For his achievements, he has been honored by election to the National Academy of Sciences, the National Academy of Engineering, the American Academy of Arts and Sciences, the International Academy of Astronautics, and awarded an honorary doctorate from Brown University. He has received many awards including a Guggenheim Fellowship and has been elected a Fellow of numerous engineering and scientific societies. He has produced 10 technical books, 6 patents, about 150 technical papers, and 1 non-technical book for general readers published in 2009.
Professor Probstein was born on March 11, 1928 in New York City and in his young years was raised in Times Square where his father Sidney plied his trade as a bookmaker and ticket scalper.
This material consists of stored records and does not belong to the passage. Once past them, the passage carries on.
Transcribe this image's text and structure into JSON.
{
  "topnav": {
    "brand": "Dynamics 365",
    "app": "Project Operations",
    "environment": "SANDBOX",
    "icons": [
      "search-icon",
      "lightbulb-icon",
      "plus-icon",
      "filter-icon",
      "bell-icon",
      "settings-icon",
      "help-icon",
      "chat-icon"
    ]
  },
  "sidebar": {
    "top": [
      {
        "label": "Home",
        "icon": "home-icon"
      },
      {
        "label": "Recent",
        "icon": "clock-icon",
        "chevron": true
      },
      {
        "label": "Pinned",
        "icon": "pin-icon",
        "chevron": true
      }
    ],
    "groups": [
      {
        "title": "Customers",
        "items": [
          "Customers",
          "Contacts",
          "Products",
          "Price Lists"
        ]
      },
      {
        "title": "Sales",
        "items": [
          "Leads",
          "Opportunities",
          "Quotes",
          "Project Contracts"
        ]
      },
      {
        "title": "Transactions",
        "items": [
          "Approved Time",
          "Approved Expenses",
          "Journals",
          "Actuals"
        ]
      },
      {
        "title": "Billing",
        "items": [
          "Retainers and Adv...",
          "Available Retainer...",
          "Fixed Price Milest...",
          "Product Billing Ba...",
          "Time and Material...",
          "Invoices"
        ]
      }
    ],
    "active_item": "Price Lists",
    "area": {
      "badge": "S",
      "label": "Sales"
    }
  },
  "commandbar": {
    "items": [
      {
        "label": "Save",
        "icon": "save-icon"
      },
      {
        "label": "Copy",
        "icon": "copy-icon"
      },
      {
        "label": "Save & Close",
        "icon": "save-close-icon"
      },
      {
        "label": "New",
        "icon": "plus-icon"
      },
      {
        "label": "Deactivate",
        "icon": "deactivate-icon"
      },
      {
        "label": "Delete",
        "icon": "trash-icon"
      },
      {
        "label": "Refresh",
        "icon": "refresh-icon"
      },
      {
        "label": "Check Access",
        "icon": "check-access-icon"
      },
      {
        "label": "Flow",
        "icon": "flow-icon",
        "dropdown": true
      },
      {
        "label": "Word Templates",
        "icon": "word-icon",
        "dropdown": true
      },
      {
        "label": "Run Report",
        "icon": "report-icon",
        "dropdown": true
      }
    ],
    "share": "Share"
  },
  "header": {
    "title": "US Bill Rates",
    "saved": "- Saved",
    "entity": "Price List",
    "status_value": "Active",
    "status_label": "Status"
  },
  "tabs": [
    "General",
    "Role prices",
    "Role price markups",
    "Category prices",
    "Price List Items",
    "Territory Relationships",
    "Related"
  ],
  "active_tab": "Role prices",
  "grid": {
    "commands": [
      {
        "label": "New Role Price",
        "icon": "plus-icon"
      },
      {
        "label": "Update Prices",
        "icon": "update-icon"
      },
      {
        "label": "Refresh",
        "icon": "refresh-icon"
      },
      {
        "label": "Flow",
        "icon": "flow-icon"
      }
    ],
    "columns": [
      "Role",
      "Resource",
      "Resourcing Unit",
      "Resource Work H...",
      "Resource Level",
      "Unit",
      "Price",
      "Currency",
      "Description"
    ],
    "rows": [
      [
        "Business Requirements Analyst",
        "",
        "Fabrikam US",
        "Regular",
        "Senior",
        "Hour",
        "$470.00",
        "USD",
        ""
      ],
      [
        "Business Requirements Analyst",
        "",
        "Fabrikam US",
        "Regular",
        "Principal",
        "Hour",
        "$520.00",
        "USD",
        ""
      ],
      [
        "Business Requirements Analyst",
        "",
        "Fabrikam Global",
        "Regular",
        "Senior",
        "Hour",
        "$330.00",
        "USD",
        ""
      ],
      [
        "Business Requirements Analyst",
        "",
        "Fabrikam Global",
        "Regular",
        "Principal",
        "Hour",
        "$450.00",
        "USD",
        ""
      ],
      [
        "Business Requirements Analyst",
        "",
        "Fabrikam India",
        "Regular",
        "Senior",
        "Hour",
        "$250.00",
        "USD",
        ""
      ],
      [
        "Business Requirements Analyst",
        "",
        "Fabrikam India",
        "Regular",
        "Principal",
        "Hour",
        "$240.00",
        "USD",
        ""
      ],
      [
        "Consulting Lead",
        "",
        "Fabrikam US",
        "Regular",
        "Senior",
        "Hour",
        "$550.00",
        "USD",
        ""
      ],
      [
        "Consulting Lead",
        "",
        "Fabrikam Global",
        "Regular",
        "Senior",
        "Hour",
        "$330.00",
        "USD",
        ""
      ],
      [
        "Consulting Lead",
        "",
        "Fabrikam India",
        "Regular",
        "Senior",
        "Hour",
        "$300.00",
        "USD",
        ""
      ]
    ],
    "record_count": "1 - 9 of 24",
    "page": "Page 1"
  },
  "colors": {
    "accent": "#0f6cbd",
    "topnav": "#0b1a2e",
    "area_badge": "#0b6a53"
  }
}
He graduated from Stuyvesant High School in New York City and went to study engineering at New York University’s night school, while at the same time working during the day for the world-renowned mathematician Richard Courant. Because of the influx of students following WWII, at the recommendation of Courant he was appointed an Instructor of Engineering Mechanics at the age of eighteen while he was still pursuing his undergraduate degree. He was then the youngest Instructor ever appointed at the University. After graduating he went to graduate school at Princeton University to study Physics but because his thesis advisor was in Aeronautical Engineering it was suggested he switch departments. In 1952 he received the first Ph.D. from the Department of Aeronautical Engineering. He served on the faculty of the department for two years as an Assistant Professor but felt the need to leave because he did not wish to remain where he received his doctorate. In 1954 he accepted a joint appointment at Brown University in the Division of Applied Mathematics and Division of Engineering and was given tenure two years later becoming the youngest person to have been awarded tenure by the university. He accepted a position as a Professor of Mechanical Engineering at MIT in 1962 and remained there becoming Ford Professor of Engineering until his retirement in 1996 when he became Emeritus.
He was married on July 30, 1950 to Irene Weindling and they live in Brookline, Massachusetts. They have one son Sidney Charles Probstein and three grandchildren all of Brookline.